    • Sharon Turner says:

      Thank you for your service and all your hard work , NAV. You are one of few who has the answer. When laws are ignored.. it leads to more and bigger problems and crimes. When I came here in 74. This was not a huge problem. But here in Anchorage the past decade or so.. I think some of our Assembly have a vested interest in ‘growing not drastically reducing this. It is the filthy cousin of the Broken window, and graffiti theory that leads steadily downward.

  • Kasey says:

    There have always been homeless. However, since the establishment of handouts and shelters, the program has only grown worse. I grew up in Anchorage and saw this first hand. There’s a certain population of people who do not want to stay in shelters…only when it’s serious cold. And they complain like crazy about the shelters. They like their independence and despise “rules”. They are not interested in holding a job. When you talk to them, they harbor a negative outlook on life and offer lots of excuses. I DO feel for these folks and am not without empathy. Most have come from rough backgrounds, broken families and thus have no hope. They may have substance abuse issues or mental health issues. Anchorage tried the “Red’Nose” Inn approach with dismal results b/c the folks they tried to help were just not capable of making even the bare minimums. The most effective programs I’ve seen have come from the faith-based community. Places like The Rescue Mission in Anchorage where they have compassion, accountability, and counseling for men. But you have to take a long view. There is no over night success. The success stories are years in the making. Teen Challenge (adults and not just teens, despite the name) is another good one. Palmer is a small town that can quickly be over run.

  • Kasey says:

    I might add that it also doesn’t help individuals and families that there is not enough low income housing options in Palmer. There’s more in Wasilla, but some want to stay in Palmer. At least Palmer is a small walkable town for getting to jobs, grocery, etc. Where as Wasilla is sooo spread out if you do not have a car. Winter makes it extra tough.
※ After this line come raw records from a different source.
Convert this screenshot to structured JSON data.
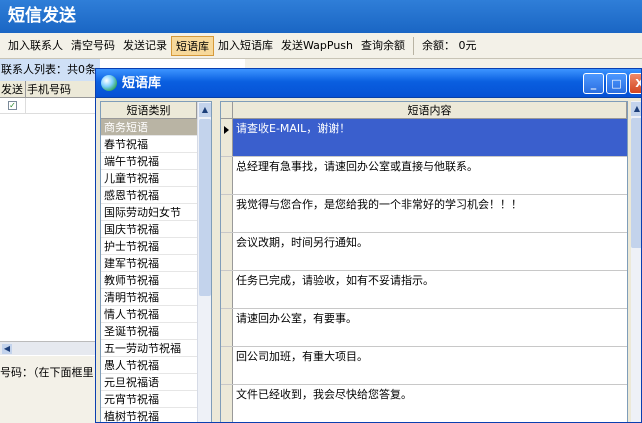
{
  "app": {
    "title": "短信发送"
  },
  "toolbar": {
    "items": [
      {
        "label": "加入联系人"
      },
      {
        "label": "清空号码"
      },
      {
        "label": "发送记录"
      },
      {
        "label": "短语库",
        "active": true
      },
      {
        "label": "加入短语库"
      },
      {
        "label": "发送WapPush"
      },
      {
        "label": "查询余额"
      },
      {
        "label": "余额： 0元"
      }
    ]
  },
  "contacts": {
    "header": "联系人列表：共0条",
    "columns": [
      "发送",
      "手机号码"
    ]
  },
  "bottom": {
    "phone_label": "号码：（在下面框里"
  },
  "dialog": {
    "title": "短语库",
    "buttons": {
      "min": "_",
      "max": "□",
      "close": "X"
    }
  },
  "categories": {
    "header": "短语类别",
    "items": [
      "商务短语",
      "春节祝福",
      "端午节祝福",
      "儿童节祝福",
      "感恩节祝福",
      "国际劳动妇女节",
      "国庆节祝福",
      "护士节祝福",
      "建军节祝福",
      "教师节祝福",
      "清明节祝福",
      "情人节祝福",
      "圣诞节祝福",
      "五一劳动节祝福",
      "愚人节祝福",
      "元旦祝福语",
      "元宵节祝福",
      "植树节祝福"
    ],
    "selected_index": 0
  },
  "phrases": {
    "header": "短语内容",
    "items": [
      "请查收E-MAIL，谢谢！",
      "总经理有急事找，请速回办公室或直接与他联系。",
      "我觉得与您合作，是您给我的一个非常好的学习机会！！！",
      "会议改期，时间另行通知。",
      "任务已完成，请验收，如有不妥请指示。",
      "请速回办公室，有要事。",
      "回公司加班，有重大项目。",
      "文件已经收到，我会尽快给您答复。"
    ],
    "selected_index": 0
  },
  "colors": {
    "title_bar": "#0a5fe0",
    "selection": "#3a5fcd",
    "active_tab": "#f7d99b"
  }
}
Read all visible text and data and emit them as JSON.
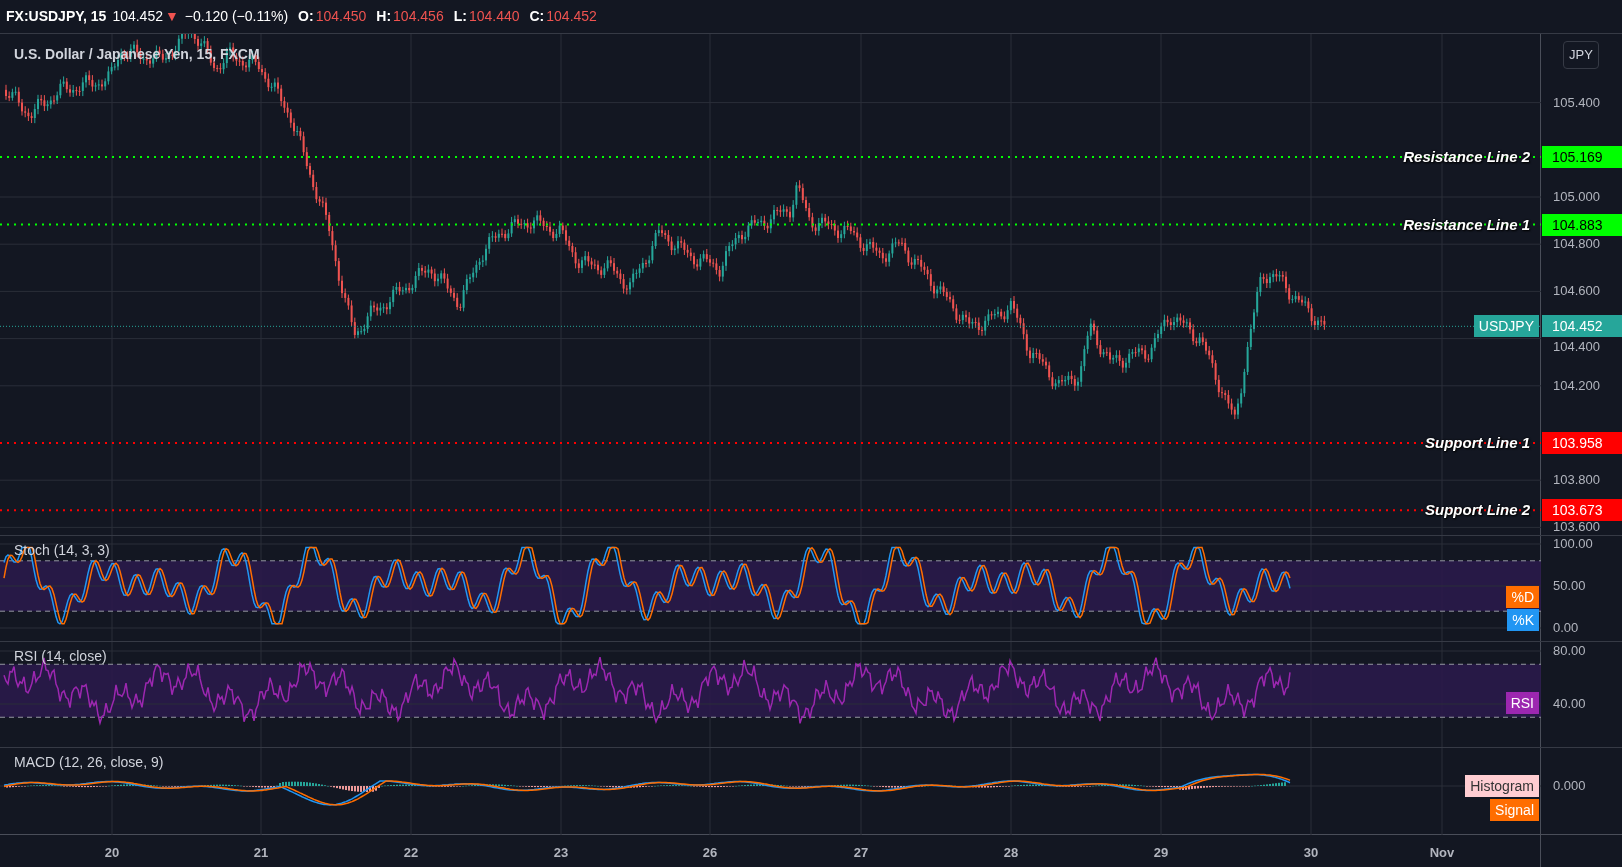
{
  "header": {
    "symbol": "FX:USDJPY, 15",
    "last": "104.452",
    "arrow": "▼",
    "change": "−0.120 (−0.11%)",
    "ohlc": [
      {
        "label": "O:",
        "value": "104.450"
      },
      {
        "label": "H:",
        "value": "104.456"
      },
      {
        "label": "L:",
        "value": "104.440"
      },
      {
        "label": "C:",
        "value": "104.452"
      }
    ]
  },
  "main_pane": {
    "title": "U.S. Dollar / Japanese Yen, 15, FXCM",
    "currency_button": "JPY",
    "price_axis": [
      "105.400",
      "105.000",
      "104.800",
      "104.600",
      "104.400",
      "104.200",
      "103.800",
      "103.600"
    ],
    "lines": [
      {
        "label": "Resistance Line 2",
        "price": "105.169",
        "color": "#00ff00"
      },
      {
        "label": "Resistance Line 1",
        "price": "104.883",
        "color": "#00ff00"
      },
      {
        "label": "Support Line 1",
        "price": "103.958",
        "color": "#ff0000"
      },
      {
        "label": "Support Line 2",
        "price": "103.673",
        "color": "#ff0000"
      }
    ],
    "last_price": {
      "label": "USDJPY",
      "price": "104.452"
    }
  },
  "stoch_pane": {
    "title": "Stoch (14, 3, 3)",
    "axis": [
      "100.00",
      "50.00",
      "0.00"
    ],
    "legend": [
      {
        "label": "%D",
        "color": "#ff6d00"
      },
      {
        "label": "%K",
        "color": "#2196f3"
      }
    ]
  },
  "rsi_pane": {
    "title": "RSI (14, close)",
    "axis": [
      "80.00",
      "40.00"
    ],
    "legend": [
      {
        "label": "RSI",
        "color": "#9c27b0"
      }
    ]
  },
  "macd_pane": {
    "title": "MACD (12, 26, close, 9)",
    "axis": [
      "0.000"
    ],
    "legend": [
      {
        "label": "Histogram",
        "color": "#ffcdd2"
      },
      {
        "label": "Signal",
        "color": "#ff6d00"
      }
    ]
  },
  "time_axis": [
    "20",
    "21",
    "22",
    "23",
    "26",
    "27",
    "28",
    "29",
    "30",
    "Nov"
  ]
}
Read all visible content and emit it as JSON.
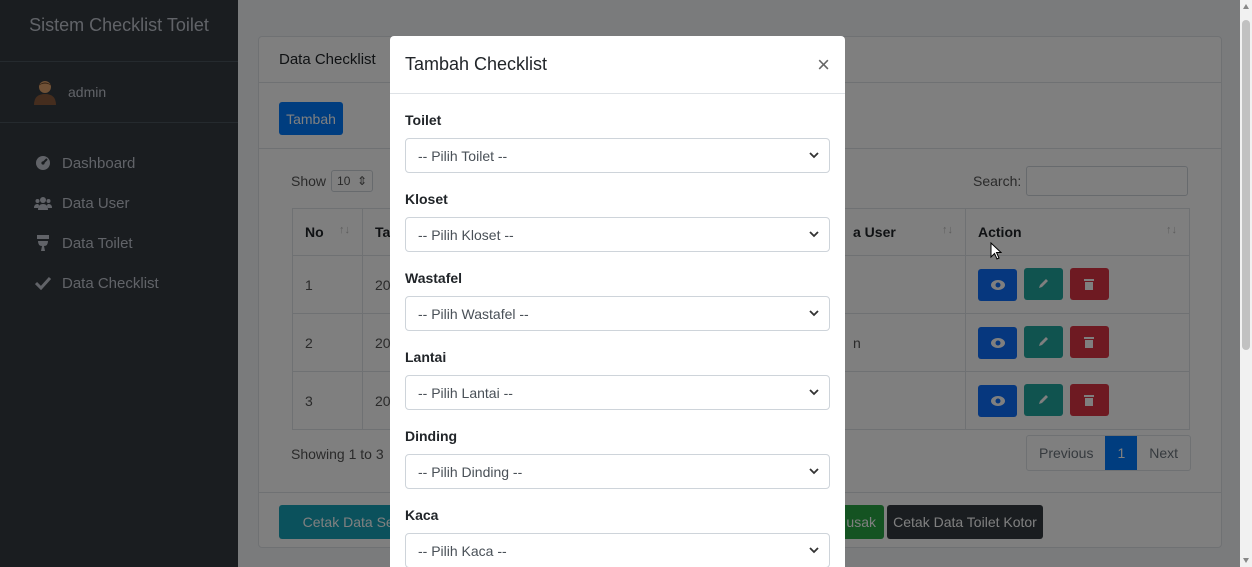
{
  "sidebar": {
    "brand": "Sistem Checklist Toilet",
    "user": "admin",
    "items": [
      {
        "label": "Dashboard",
        "icon": "dashboard-icon"
      },
      {
        "label": "Data User",
        "icon": "users-icon"
      },
      {
        "label": "Data Toilet",
        "icon": "toilet-icon"
      },
      {
        "label": "Data Checklist",
        "icon": "check-icon"
      }
    ]
  },
  "card": {
    "title": "Data Checklist",
    "add_label": "Tambah",
    "show_label": "Show",
    "show_value": "10",
    "search_label": "Search:",
    "columns": [
      "No",
      "Ta",
      "a User",
      "Action"
    ],
    "rows": [
      {
        "no": "1",
        "tanggal": "20",
        "user": ""
      },
      {
        "no": "2",
        "tanggal": "20",
        "user": "n"
      },
      {
        "no": "3",
        "tanggal": "20",
        "user": ""
      }
    ],
    "showing": "Showing 1 to 3",
    "pager": {
      "previous": "Previous",
      "page": "1",
      "next": "Next"
    },
    "footer_buttons": {
      "cetak_semua": "Cetak Data Sem",
      "cetak_rusak": "usak",
      "cetak_kotor": "Cetak Data Toilet Kotor"
    }
  },
  "modal": {
    "title": "Tambah Checklist",
    "close": "×",
    "fields": [
      {
        "label": "Toilet",
        "placeholder": "-- Pilih Toilet --"
      },
      {
        "label": "Kloset",
        "placeholder": "-- Pilih Kloset --"
      },
      {
        "label": "Wastafel",
        "placeholder": "-- Pilih Wastafel --"
      },
      {
        "label": "Lantai",
        "placeholder": "-- Pilih Lantai --"
      },
      {
        "label": "Dinding",
        "placeholder": "-- Pilih Dinding --"
      },
      {
        "label": "Kaca",
        "placeholder": "-- Pilih Kaca --"
      }
    ]
  },
  "colors": {
    "sidebar": "#343a40",
    "primary": "#007bff",
    "info": "#17a2b8",
    "teal": "#20a69e",
    "danger": "#dc3545",
    "success": "#28a745",
    "dark": "#343a40"
  }
}
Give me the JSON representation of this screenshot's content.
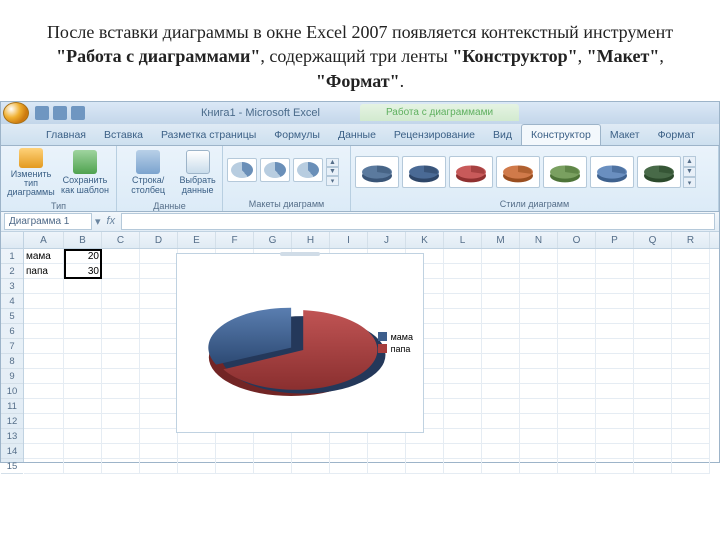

But again, it’s typically NOT the families nor struggling, in-between jobs individuals causing the problems.

  • MJD says:

    What are the chances that certain individuals that make large sums of money from the “homeless “ industry would want to franchise their stake.
    IE. Meg Z.
    Offer a few dozen addicted people a few hundred dollars and a baggie of pills just to go for a little ride.
    Seems like a win win situation for expanding your
    “Not for profit “ scheme.

  • PJ says:

    Any pest control expert will advise that you do not rid of feral scavengers by feeding them.

  • Mongo Love Candy says:

    Ship their butts back to LosAnchorage or better yet buy them one way flights to Martha’s Vineyard.

  • Frank says:

    If they act in in unacceptable way, Ship them out and make them feel unwelcomed.
    This is not our problem. Its a giant money pit to even start thinking of housing these people.
    If you give an inch they will take the city.

  • DoneWithIt says:

    there’s laws on the books to deal with these issues. zero tolerance for vagrancy, loitering, trespassing, public intoxication, shoplifting, and panhandling.
    the approach they are taking in Anchorage is GUARANTEED to fail – it already has EVERYWHERE else its been tried.
    stop creating a group of people that are not held accountable for breaking laws.